> Problem to work on
The copy has to match the data exactly and leave out every picture.

> Task inputs
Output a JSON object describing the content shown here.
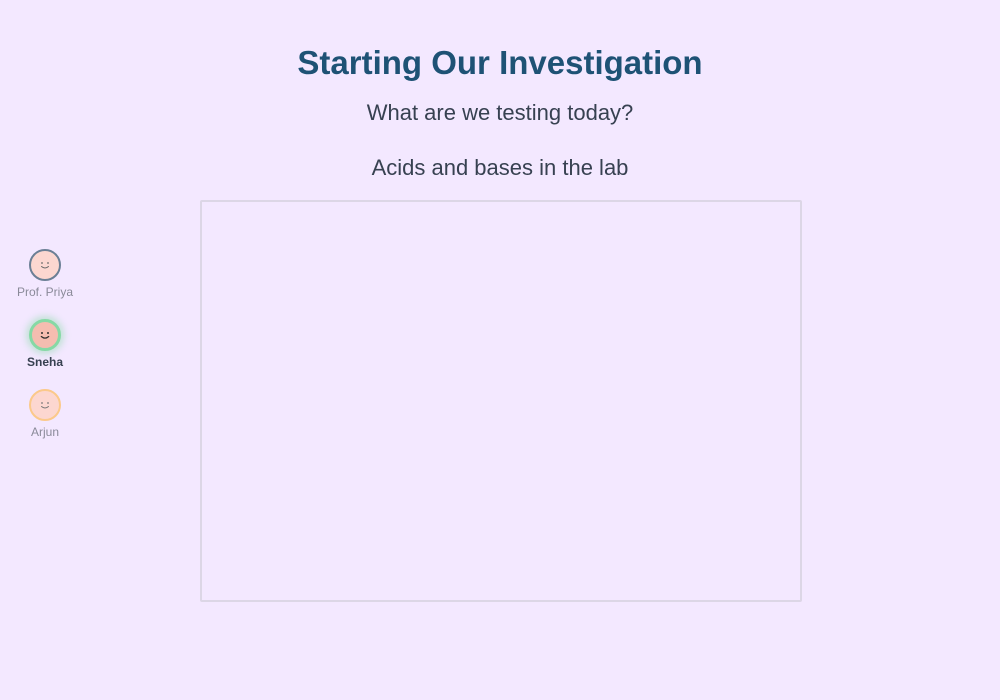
{
  "slide": {
    "title": "Starting Our Investigation",
    "subtitle": "What are we testing today?",
    "topic": "Acids and bases in the lab"
  },
  "participants": [
    {
      "name": "Prof. Priya",
      "icon": "smiley-face-icon",
      "ring_color": "#6b7f95",
      "fill_color": "#fcd7d0",
      "speaking": false
    },
    {
      "name": "Sneha",
      "icon": "smiley-face-icon",
      "ring_color": "#86d9a5",
      "fill_color": "#f5bdb0",
      "speaking": true
    },
    {
      "name": "Arjun",
      "icon": "smiley-face-icon",
      "ring_color": "#fbc98a",
      "fill_color": "#fcd7d0",
      "speaking": false
    }
  ]
}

> Exercise solution
Output a JSON object describing the content shown here.
{
  "slide": {
    "title": "Starting Our Investigation",
    "subtitle": "What are we testing today?",
    "topic": "Acids and bases in the lab"
  },
  "participants": [
    {
      "name": "Prof. Priya",
      "icon": "smiley-face-icon",
      "ring_color": "#6b7f95",
      "fill_color": "#fcd7d0",
      "speaking": false
    },
    {
      "name": "Sneha",
      "icon": "smiley-face-icon",
      "ring_color": "#86d9a5",
      "fill_color": "#f5bdb0",
      "speaking": true
    },
    {
      "name": "Arjun",
      "icon": "smiley-face-icon",
      "ring_color": "#fbc98a",
      "fill_color": "#fcd7d0",
      "speaking": false
    }
  ]
}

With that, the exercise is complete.